Identify every line in the records below that contains the word "text", and reproduce each one.

Website and app data records
-=-=-

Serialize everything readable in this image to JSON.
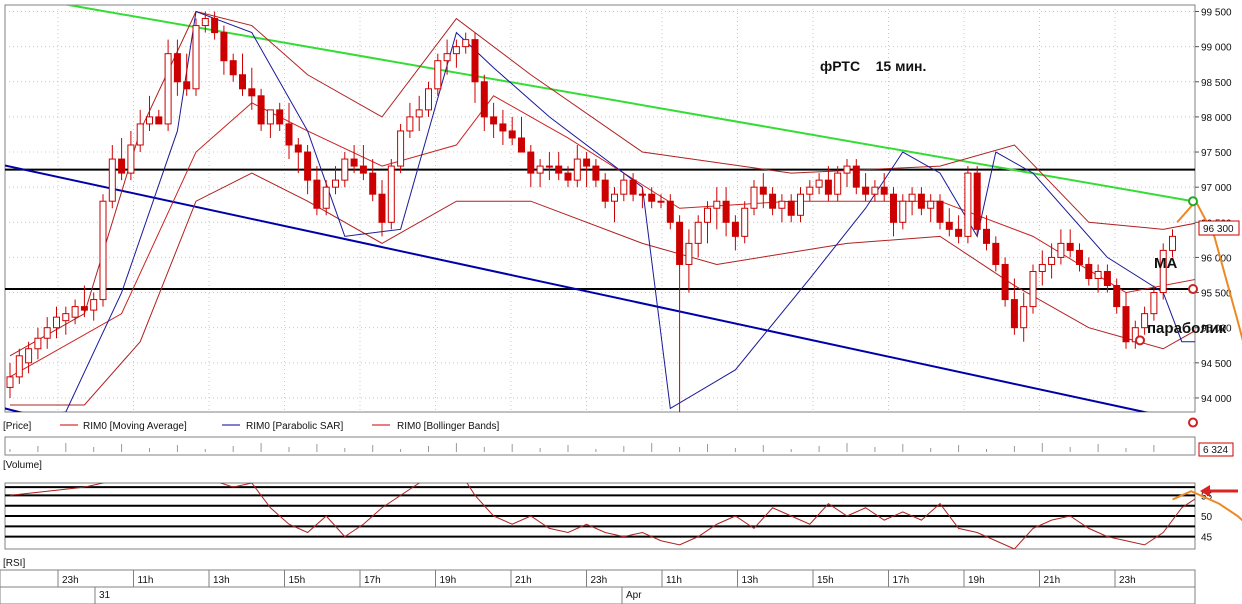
{
  "chart_data": {
    "type": "candlestick",
    "title": "фРТС    15 мин.",
    "x_day_labels": [
      "31",
      "Apr"
    ],
    "x_hour_labels": [
      "23h",
      "11h",
      "13h",
      "15h",
      "17h",
      "19h",
      "21h",
      "23h",
      "11h",
      "13h",
      "15h",
      "17h",
      "19h",
      "21h",
      "23h"
    ],
    "price_axis": {
      "ticks": [
        "99 500",
        "99 000",
        "98 500",
        "98 000",
        "97 500",
        "97 000",
        "96 500",
        "96 000",
        "95 500",
        "95 000",
        "94 500",
        "94 000"
      ],
      "ylim": [
        93800,
        99550
      ],
      "last_price_label": "96 300",
      "last_price": 96300
    },
    "volume_axis": {
      "last_value_label": "6 324"
    },
    "rsi_axis": {
      "ticks": [
        "55",
        "50",
        "45"
      ],
      "ylim": [
        42,
        58
      ],
      "levels": [
        57,
        55,
        52.5,
        50,
        47.5,
        45
      ]
    },
    "legend": [
      {
        "text": "[Price]",
        "color": "#000000"
      },
      {
        "text": "RIM0 [Moving Average]",
        "color": "#cc0000"
      },
      {
        "text": "RIM0 [Parabolic SAR]",
        "color": "#000099"
      },
      {
        "text": "RIM0 [Bollinger Bands]",
        "color": "#cc0000"
      }
    ],
    "panel_labels": {
      "volume": "[Volume]",
      "rsi": "[RSI]"
    },
    "annotations": {
      "ma": "MA",
      "parabolic": "параболик"
    },
    "horizontal_levels": [
      97250,
      95550
    ],
    "trendlines": [
      {
        "name": "resistance",
        "color": "#33dd33",
        "from": [
          6.0,
          99600
        ],
        "to": [
          48.0,
          96800
        ]
      },
      {
        "name": "support",
        "color": "#0000aa",
        "from": [
          -2.0,
          97350
        ],
        "to": [
          48.0,
          93650
        ]
      },
      {
        "name": "support-old",
        "color": "#0000aa",
        "from": [
          -2.0,
          93900
        ],
        "to": [
          2.6,
          93600
        ]
      }
    ],
    "colors": {
      "bear": "#cc0000",
      "bull_outline": "#cc0000",
      "bull_fill": "#ffffff",
      "grid": "#999999"
    },
    "candles": [
      [
        94150,
        94500,
        94000,
        94300
      ],
      [
        94300,
        94700,
        94200,
        94600
      ],
      [
        94500,
        94800,
        94350,
        94700
      ],
      [
        94700,
        95000,
        94550,
        94850
      ],
      [
        94850,
        95150,
        94700,
        95000
      ],
      [
        95000,
        95300,
        94850,
        95150
      ],
      [
        95100,
        95300,
        94900,
        95200
      ],
      [
        95150,
        95400,
        95050,
        95300
      ],
      [
        95300,
        95600,
        95150,
        95250
      ],
      [
        95250,
        95500,
        95100,
        95400
      ],
      [
        95400,
        96900,
        95300,
        96800
      ],
      [
        96800,
        97600,
        96700,
        97400
      ],
      [
        97400,
        97700,
        97100,
        97200
      ],
      [
        97200,
        97800,
        97100,
        97600
      ],
      [
        97600,
        98100,
        97500,
        97900
      ],
      [
        97900,
        98300,
        97800,
        98000
      ],
      [
        98000,
        98100,
        97900,
        97900
      ],
      [
        97900,
        99100,
        97800,
        98900
      ],
      [
        98900,
        99100,
        98300,
        98500
      ],
      [
        98500,
        98900,
        98300,
        98400
      ],
      [
        98400,
        99400,
        98300,
        99300
      ],
      [
        99300,
        99500,
        99200,
        99400
      ],
      [
        99400,
        99500,
        99100,
        99200
      ],
      [
        99200,
        99300,
        98600,
        98800
      ],
      [
        98800,
        98900,
        98500,
        98600
      ],
      [
        98600,
        98900,
        98300,
        98400
      ],
      [
        98400,
        98700,
        98100,
        98300
      ],
      [
        98300,
        98400,
        97800,
        97900
      ],
      [
        97900,
        98100,
        97700,
        98100
      ],
      [
        98100,
        98200,
        97800,
        97900
      ],
      [
        97900,
        98200,
        97400,
        97600
      ],
      [
        97600,
        97700,
        97200,
        97500
      ],
      [
        97500,
        97600,
        96900,
        97100
      ],
      [
        97100,
        97300,
        96600,
        96700
      ],
      [
        96700,
        97100,
        96600,
        97000
      ],
      [
        97000,
        97300,
        96900,
        97100
      ],
      [
        97100,
        97500,
        97000,
        97400
      ],
      [
        97400,
        97600,
        97200,
        97300
      ],
      [
        97300,
        97600,
        97100,
        97200
      ],
      [
        97200,
        97400,
        96800,
        96900
      ],
      [
        96900,
        97100,
        96300,
        96500
      ],
      [
        96500,
        97400,
        96400,
        97300
      ],
      [
        97300,
        97900,
        97200,
        97800
      ],
      [
        97800,
        98200,
        97700,
        98000
      ],
      [
        98000,
        98300,
        97800,
        98100
      ],
      [
        98100,
        98500,
        98000,
        98400
      ],
      [
        98400,
        98900,
        98300,
        98800
      ],
      [
        98800,
        99100,
        98600,
        98900
      ],
      [
        98900,
        99100,
        98700,
        99000
      ],
      [
        99000,
        99200,
        98900,
        99100
      ],
      [
        99100,
        99200,
        98200,
        98500
      ],
      [
        98500,
        98600,
        97800,
        98000
      ],
      [
        98000,
        98200,
        97700,
        97900
      ],
      [
        97900,
        98100,
        97600,
        97800
      ],
      [
        97800,
        98000,
        97600,
        97700
      ],
      [
        97700,
        98000,
        97500,
        97500
      ],
      [
        97500,
        97600,
        97000,
        97200
      ],
      [
        97200,
        97400,
        97000,
        97300
      ],
      [
        97300,
        97500,
        97100,
        97300
      ],
      [
        97300,
        97500,
        97100,
        97200
      ],
      [
        97200,
        97300,
        97000,
        97100
      ],
      [
        97100,
        97600,
        97000,
        97400
      ],
      [
        97400,
        97500,
        97000,
        97300
      ],
      [
        97300,
        97400,
        97000,
        97100
      ],
      [
        97100,
        97200,
        96700,
        96800
      ],
      [
        96800,
        97000,
        96500,
        96900
      ],
      [
        96900,
        97200,
        96800,
        97100
      ],
      [
        97100,
        97200,
        96800,
        96900
      ],
      [
        96900,
        97000,
        96700,
        96900
      ],
      [
        96900,
        97000,
        96700,
        96800
      ],
      [
        96800,
        96900,
        96700,
        96800
      ],
      [
        96800,
        96900,
        96400,
        96500
      ],
      [
        96500,
        96600,
        93800,
        95900
      ],
      [
        95900,
        96400,
        95500,
        96200
      ],
      [
        96200,
        96600,
        96000,
        96500
      ],
      [
        96500,
        96800,
        96200,
        96700
      ],
      [
        96700,
        97000,
        96400,
        96800
      ],
      [
        96800,
        97000,
        96300,
        96500
      ],
      [
        96500,
        96600,
        96100,
        96300
      ],
      [
        96300,
        96800,
        96200,
        96700
      ],
      [
        96700,
        97100,
        96600,
        97000
      ],
      [
        97000,
        97200,
        96700,
        96900
      ],
      [
        96900,
        97000,
        96600,
        96700
      ],
      [
        96700,
        96900,
        96500,
        96800
      ],
      [
        96800,
        96900,
        96500,
        96600
      ],
      [
        96600,
        97000,
        96500,
        96900
      ],
      [
        96900,
        97100,
        96800,
        97000
      ],
      [
        97000,
        97200,
        96900,
        97100
      ],
      [
        97100,
        97300,
        96800,
        96900
      ],
      [
        96900,
        97300,
        96800,
        97200
      ],
      [
        97200,
        97400,
        97000,
        97300
      ],
      [
        97300,
        97400,
        96900,
        97000
      ],
      [
        97000,
        97200,
        96800,
        96900
      ],
      [
        96900,
        97100,
        96800,
        97000
      ],
      [
        97000,
        97200,
        96800,
        96900
      ],
      [
        96900,
        97000,
        96300,
        96500
      ],
      [
        96500,
        96900,
        96400,
        96800
      ],
      [
        96800,
        97000,
        96600,
        96900
      ],
      [
        96900,
        97000,
        96600,
        96700
      ],
      [
        96700,
        96900,
        96500,
        96800
      ],
      [
        96800,
        96900,
        96400,
        96500
      ],
      [
        96500,
        96700,
        96300,
        96400
      ],
      [
        96400,
        96600,
        96200,
        96300
      ],
      [
        96300,
        97300,
        96200,
        97200
      ],
      [
        97200,
        97300,
        96300,
        96400
      ],
      [
        96400,
        96600,
        96100,
        96200
      ],
      [
        96200,
        96300,
        95800,
        95900
      ],
      [
        95900,
        96000,
        95300,
        95400
      ],
      [
        95400,
        95700,
        94900,
        95000
      ],
      [
        95000,
        95500,
        94800,
        95300
      ],
      [
        95300,
        95900,
        95200,
        95800
      ],
      [
        95800,
        96100,
        95600,
        95900
      ],
      [
        95900,
        96200,
        95700,
        96000
      ],
      [
        96000,
        96400,
        95900,
        96200
      ],
      [
        96200,
        96400,
        96000,
        96100
      ],
      [
        96100,
        96200,
        95800,
        95900
      ],
      [
        95900,
        96000,
        95600,
        95700
      ],
      [
        95700,
        95900,
        95500,
        95800
      ],
      [
        95800,
        95900,
        95500,
        95600
      ],
      [
        95600,
        95700,
        95200,
        95300
      ],
      [
        95300,
        95500,
        94700,
        94800
      ],
      [
        94800,
        95100,
        94700,
        95000
      ],
      [
        95000,
        95300,
        94900,
        95200
      ],
      [
        95200,
        95600,
        95100,
        95500
      ],
      [
        95500,
        96200,
        95400,
        96100
      ],
      [
        96100,
        96400,
        96000,
        96300
      ]
    ],
    "moving_average": [
      [
        0,
        94300
      ],
      [
        12,
        95200
      ],
      [
        20,
        97500
      ],
      [
        26,
        98200
      ],
      [
        32,
        97800
      ],
      [
        40,
        97300
      ],
      [
        48,
        97600
      ],
      [
        52,
        98300
      ],
      [
        60,
        97700
      ],
      [
        72,
        96700
      ],
      [
        84,
        96800
      ],
      [
        100,
        96800
      ],
      [
        110,
        96300
      ],
      [
        120,
        95500
      ],
      [
        128,
        95700
      ]
    ],
    "bollinger_upper": [
      [
        0,
        94600
      ],
      [
        8,
        95200
      ],
      [
        14,
        97800
      ],
      [
        20,
        99500
      ],
      [
        26,
        99300
      ],
      [
        32,
        98600
      ],
      [
        40,
        98000
      ],
      [
        48,
        99400
      ],
      [
        56,
        98600
      ],
      [
        68,
        97500
      ],
      [
        84,
        97200
      ],
      [
        100,
        97300
      ],
      [
        108,
        97600
      ],
      [
        116,
        96500
      ],
      [
        124,
        96400
      ],
      [
        128,
        96500
      ]
    ],
    "bollinger_lower": [
      [
        0,
        93900
      ],
      [
        8,
        93900
      ],
      [
        14,
        94800
      ],
      [
        20,
        96800
      ],
      [
        26,
        97200
      ],
      [
        32,
        96800
      ],
      [
        40,
        96200
      ],
      [
        48,
        96800
      ],
      [
        56,
        96800
      ],
      [
        68,
        96200
      ],
      [
        76,
        95900
      ],
      [
        90,
        96200
      ],
      [
        100,
        96300
      ],
      [
        108,
        95600
      ],
      [
        116,
        95000
      ],
      [
        124,
        94700
      ],
      [
        128,
        95000
      ]
    ],
    "parabolic_sar": [
      [
        0,
        93700
      ],
      [
        6,
        93800
      ],
      [
        12,
        95500
      ],
      [
        18,
        97800
      ],
      [
        20,
        99500
      ],
      [
        26,
        99200
      ],
      [
        32,
        97800
      ],
      [
        36,
        96300
      ],
      [
        42,
        96400
      ],
      [
        48,
        99200
      ],
      [
        52,
        98700
      ],
      [
        58,
        98000
      ],
      [
        68,
        97000
      ],
      [
        71,
        93850
      ],
      [
        78,
        94400
      ],
      [
        86,
        95700
      ],
      [
        92,
        96700
      ],
      [
        96,
        97500
      ],
      [
        100,
        97200
      ],
      [
        104,
        96300
      ],
      [
        106,
        97500
      ],
      [
        110,
        97200
      ],
      [
        118,
        96000
      ],
      [
        124,
        95500
      ],
      [
        126,
        94800
      ],
      [
        128,
        94800
      ]
    ],
    "rsi": [
      [
        0,
        55
      ],
      [
        4,
        56
      ],
      [
        8,
        57
      ],
      [
        12,
        59
      ],
      [
        20,
        60
      ],
      [
        24,
        57
      ],
      [
        26,
        58
      ],
      [
        28,
        52
      ],
      [
        30,
        48
      ],
      [
        32,
        46
      ],
      [
        34,
        50
      ],
      [
        36,
        45
      ],
      [
        38,
        48
      ],
      [
        40,
        52
      ],
      [
        42,
        55
      ],
      [
        44,
        58
      ],
      [
        46,
        60
      ],
      [
        48,
        62
      ],
      [
        50,
        55
      ],
      [
        52,
        50
      ],
      [
        54,
        48
      ],
      [
        56,
        50
      ],
      [
        58,
        47
      ],
      [
        60,
        46
      ],
      [
        62,
        48
      ],
      [
        64,
        46
      ],
      [
        66,
        45
      ],
      [
        68,
        46
      ],
      [
        70,
        44
      ],
      [
        72,
        43
      ],
      [
        74,
        45
      ],
      [
        76,
        48
      ],
      [
        78,
        50
      ],
      [
        80,
        47
      ],
      [
        82,
        52
      ],
      [
        84,
        50
      ],
      [
        86,
        48
      ],
      [
        88,
        53
      ],
      [
        90,
        50
      ],
      [
        92,
        52
      ],
      [
        94,
        49
      ],
      [
        96,
        51
      ],
      [
        98,
        49
      ],
      [
        100,
        53
      ],
      [
        102,
        47
      ],
      [
        104,
        46
      ],
      [
        106,
        44
      ],
      [
        108,
        42
      ],
      [
        110,
        47
      ],
      [
        112,
        49
      ],
      [
        114,
        50
      ],
      [
        116,
        47
      ],
      [
        118,
        45
      ],
      [
        120,
        44
      ],
      [
        122,
        43
      ],
      [
        124,
        46
      ],
      [
        126,
        52
      ],
      [
        128,
        55
      ]
    ],
    "forecast_price": [
      [
        125.5,
        96500
      ],
      [
        127.5,
        96800
      ],
      [
        129.5,
        96300
      ],
      [
        132,
        95100
      ],
      [
        135,
        93600
      ]
    ],
    "forecast_rsi": [
      [
        125,
        54
      ],
      [
        127,
        56
      ],
      [
        130,
        53
      ],
      [
        132,
        50
      ],
      [
        134,
        46
      ]
    ]
  }
}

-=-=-

# Answer area:
        "text": "[Price]",
        "text": "RIM0 [Moving Average]",
        "text": "RIM0 [Parabolic SAR]",
        "text": "RIM0 [Bollinger Bands]",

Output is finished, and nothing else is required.